In short, China is still not open for business as usual.
Describing the pandemic as still “severe”, the Chinese government’s new plan falls far short of any fantasy that Beijing could completely lift the restrictions that are now almost exclusive to the country. While most of the world has reopened for travel and countries have allowed travel across their borders, daily life for Chinese residents has been disrupted, with foreign visitors having to stay in quarantine for days. , and economic activity is still affected by repeated lockdowns and shutdowns.
It was unclear when the new policy would take full effect, but under it, international travelers arriving in mainland China would only need to spend five days in central quarantine, sometimes in hotels, sometimes in poorly equipped isolation camps. . Laws in place for months require foreign visitors to spend seven days in quarantine.
Once this centralized quarantine is complete, travelers will still be required to spend up to three days at home, or for non-residents, at a government-designated facility.

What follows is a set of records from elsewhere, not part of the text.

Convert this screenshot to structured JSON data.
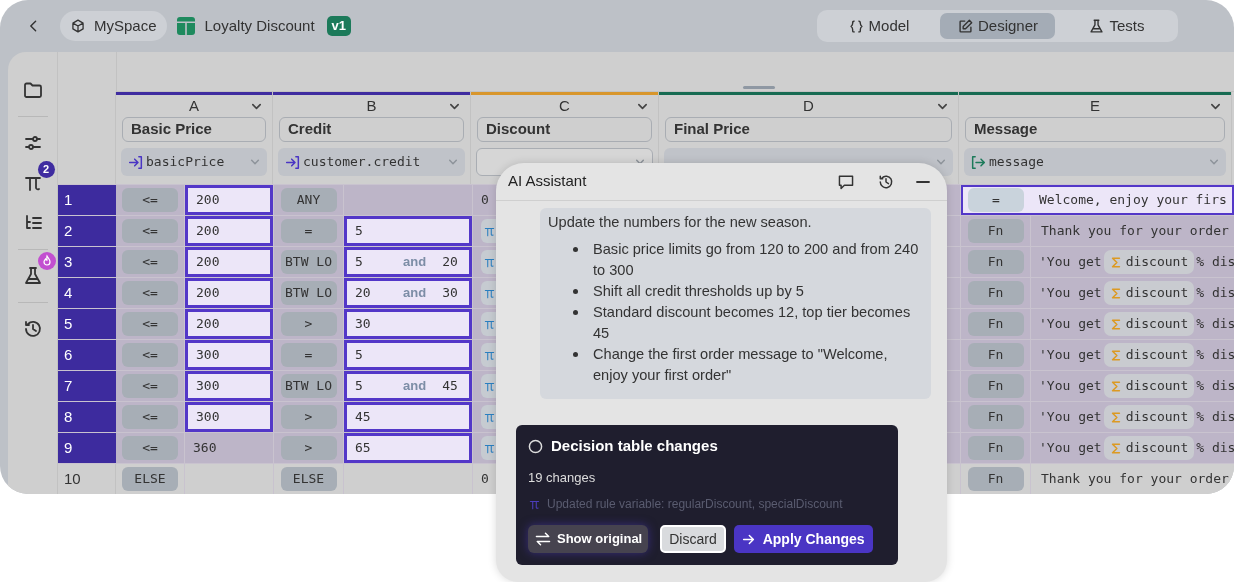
{
  "topbar": {
    "workspace": "MySpace",
    "document": "Loyalty Discount",
    "version": "v1",
    "tabs": [
      {
        "label": "Model",
        "kind": "model",
        "selected": false
      },
      {
        "label": "Designer",
        "kind": "designer",
        "selected": true
      },
      {
        "label": "Tests",
        "kind": "tests",
        "selected": false
      }
    ]
  },
  "sidebar": {
    "items": [
      {
        "kind": "folder"
      },
      {
        "kind": "sliders"
      },
      {
        "kind": "pi",
        "badge": "2"
      },
      {
        "kind": "list"
      },
      {
        "kind": "flask",
        "alert": true
      },
      {
        "kind": "history"
      }
    ]
  },
  "columns": [
    {
      "letter": "A",
      "label": "Basic Price",
      "variable": "basicPrice",
      "kind": "input",
      "color": "#3f2ca0"
    },
    {
      "letter": "B",
      "label": "Credit",
      "variable": "customer.credit",
      "kind": "input",
      "color": "#3f2ca0"
    },
    {
      "letter": "C",
      "label": "Discount",
      "kind": "rule",
      "color": "#d8962c"
    },
    {
      "letter": "D",
      "label": "Final Price",
      "kind": "output",
      "color": "#176b52"
    },
    {
      "letter": "E",
      "label": "Message",
      "variable": "message",
      "kind": "output",
      "color": "#176b52"
    }
  ],
  "rows": [
    {
      "number": "1",
      "active": true,
      "cells": [
        {
          "kind": "condition",
          "op": "<=",
          "value": "200",
          "changed": true
        },
        {
          "kind": "condition",
          "op": "ANY",
          "changed": false
        },
        {
          "kind": "number",
          "value": "0"
        },
        {
          "kind": "output",
          "op": "=",
          "value": "Welcome, enjoy your firs",
          "changed": true
        }
      ]
    },
    {
      "number": "2",
      "active": true,
      "cells": [
        {
          "kind": "condition",
          "op": "<=",
          "value": "200",
          "changed": true
        },
        {
          "kind": "condition",
          "op": "=",
          "value": "5",
          "changed": true
        },
        {
          "kind": "ref"
        },
        {
          "kind": "output",
          "op": "Fn",
          "value": "Thank you for your order",
          "changed": false
        }
      ]
    },
    {
      "number": "3",
      "active": true,
      "cells": [
        {
          "kind": "condition",
          "op": "<=",
          "value": "200",
          "changed": true
        },
        {
          "kind": "range",
          "op": "BTW LO",
          "from": "5",
          "joiner": "and",
          "to": "20",
          "changed": true
        },
        {
          "kind": "ref"
        },
        {
          "kind": "template",
          "op": "Fn",
          "prefix": "'You get",
          "ref": "discount",
          "suffix": "% dis",
          "changed": false
        }
      ]
    },
    {
      "number": "4",
      "active": true,
      "cells": [
        {
          "kind": "condition",
          "op": "<=",
          "value": "200",
          "changed": true
        },
        {
          "kind": "range",
          "op": "BTW LO",
          "from": "20",
          "joiner": "and",
          "to": "30",
          "changed": true
        },
        {
          "kind": "ref"
        },
        {
          "kind": "template",
          "op": "Fn",
          "prefix": "'You get",
          "ref": "discount",
          "suffix": "% dis",
          "changed": false
        }
      ]
    },
    {
      "number": "5",
      "active": true,
      "cells": [
        {
          "kind": "condition",
          "op": "<=",
          "value": "200",
          "changed": true
        },
        {
          "kind": "condition",
          "op": ">",
          "value": "30",
          "changed": true
        },
        {
          "kind": "ref"
        },
        {
          "kind": "template",
          "op": "Fn",
          "prefix": "'You get",
          "ref": "discount",
          "suffix": "% dis",
          "changed": false
        }
      ]
    },
    {
      "number": "6",
      "active": true,
      "cells": [
        {
          "kind": "condition",
          "op": "<=",
          "value": "300",
          "changed": true
        },
        {
          "kind": "condition",
          "op": "=",
          "value": "5",
          "changed": true
        },
        {
          "kind": "ref"
        },
        {
          "kind": "template",
          "op": "Fn",
          "prefix": "'You get",
          "ref": "discount",
          "suffix": "% dis",
          "changed": false
        }
      ]
    },
    {
      "number": "7",
      "active": true,
      "cells": [
        {
          "kind": "condition",
          "op": "<=",
          "value": "300",
          "changed": true
        },
        {
          "kind": "range",
          "op": "BTW LO",
          "from": "5",
          "joiner": "and",
          "to": "45",
          "changed": true
        },
        {
          "kind": "ref"
        },
        {
          "kind": "template",
          "op": "Fn",
          "prefix": "'You get",
          "ref": "discount",
          "suffix": "% dis",
          "changed": false
        }
      ]
    },
    {
      "number": "8",
      "active": true,
      "cells": [
        {
          "kind": "condition",
          "op": "<=",
          "value": "300",
          "changed": true
        },
        {
          "kind": "condition",
          "op": ">",
          "value": "45",
          "changed": true
        },
        {
          "kind": "ref"
        },
        {
          "kind": "template",
          "op": "Fn",
          "prefix": "'You get",
          "ref": "discount",
          "suffix": "% dis",
          "changed": false
        }
      ]
    },
    {
      "number": "9",
      "active": true,
      "cells": [
        {
          "kind": "condition",
          "op": "<=",
          "value": "360",
          "changed": false
        },
        {
          "kind": "condition",
          "op": ">",
          "value": "65",
          "changed": true
        },
        {
          "kind": "ref"
        },
        {
          "kind": "template",
          "op": "Fn",
          "prefix": "'You get",
          "ref": "discount",
          "suffix": "% dis",
          "changed": false
        }
      ]
    },
    {
      "number": "10",
      "active": false,
      "cells": [
        {
          "kind": "condition",
          "op": "ELSE",
          "changed": false
        },
        {
          "kind": "condition",
          "op": "ELSE",
          "changed": false
        },
        {
          "kind": "number",
          "value": "0"
        },
        {
          "kind": "output",
          "op": "Fn",
          "value": "Thank you for your order",
          "changed": false
        }
      ]
    }
  ],
  "assistant": {
    "title": "AI Assistant",
    "message": {
      "intro": "Update the numbers for the new season.",
      "bullets": [
        "Basic price limits go from 120 to 200 and from 240 to 300",
        "Shift all credit thresholds up by 5",
        "Standard discount becomes 12, top tier becomes 45",
        "Change the first order message to \"Welcome, enjoy your first order\""
      ]
    },
    "changes": {
      "title": "Decision table changes",
      "count": "19 changes",
      "detail": "Updated rule variable: regularDiscount, specialDiscount",
      "actions": [
        {
          "label": "Show original",
          "kind": "toggle"
        },
        {
          "label": "Discard",
          "kind": "secondary"
        },
        {
          "label": "Apply Changes",
          "kind": "primary"
        }
      ]
    }
  }
}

However, there was no relaxation of rules for non-residents and/or pleasure seekers. So, if you were hoping to visit and see the Forbidden City, don’t get your hopes up. Tourist visas are not being issued yet.
The same short quarantine period also applies to those identified as having been in close contact with known COVID cases. Health officials will also stop hunting or identifying secondary contacts, or contacts of contacts, potentially significantly reducing the number of residents forced to self-isolate under longstanding rules.
The gradual easing of regulations was clearly aimed at attracting foreign business back to China, including the removal of fines imposed on international airlines for bringing confirmed cases of COVID-19 into the country.
But a Foreign Ministry spokesman, speaking at a regular briefing on Friday, downplayed the leniency and highlighted the “severe” nature of the ongoing outbreak.
Cases are increasing.
The easing of measures was a clear indication of the financial pressure Beijing’s own policies are putting on the country economically, especially as things escalate again.
The number of confirmed Covid cases in Beijing this week reached its highest level in more than a year, with the nationwide total surpassing 10,000 for the first time since April.
Many public places in Beijing’s central Chaoyang district, the epicenter of the capital’s current outbreak, have begun requiring negative PCR test results within the past 24 hours for entry, instead of the usual 72 hours. Although no official order has been announced across the city, many parks, shopping centers and schools have been closed.
Cases in the southwestern megacity of Chongqing hit a new high of 783 on Thursday. Public transport was stopped in some areas of the city.
The southeastern city of Guangzhou has seen the most cases recently. His district of Haizhou had already been under lockdown for a week, and that local lockdown was extended on Friday until at least the weekend.
Given that current measures have failed to stem the city’s outbreak, many fear that all of Guangzhou – which has a population of more than 15 million – could be placed under a city-wide lockdown as The residents of Shanghai had endured in the spring.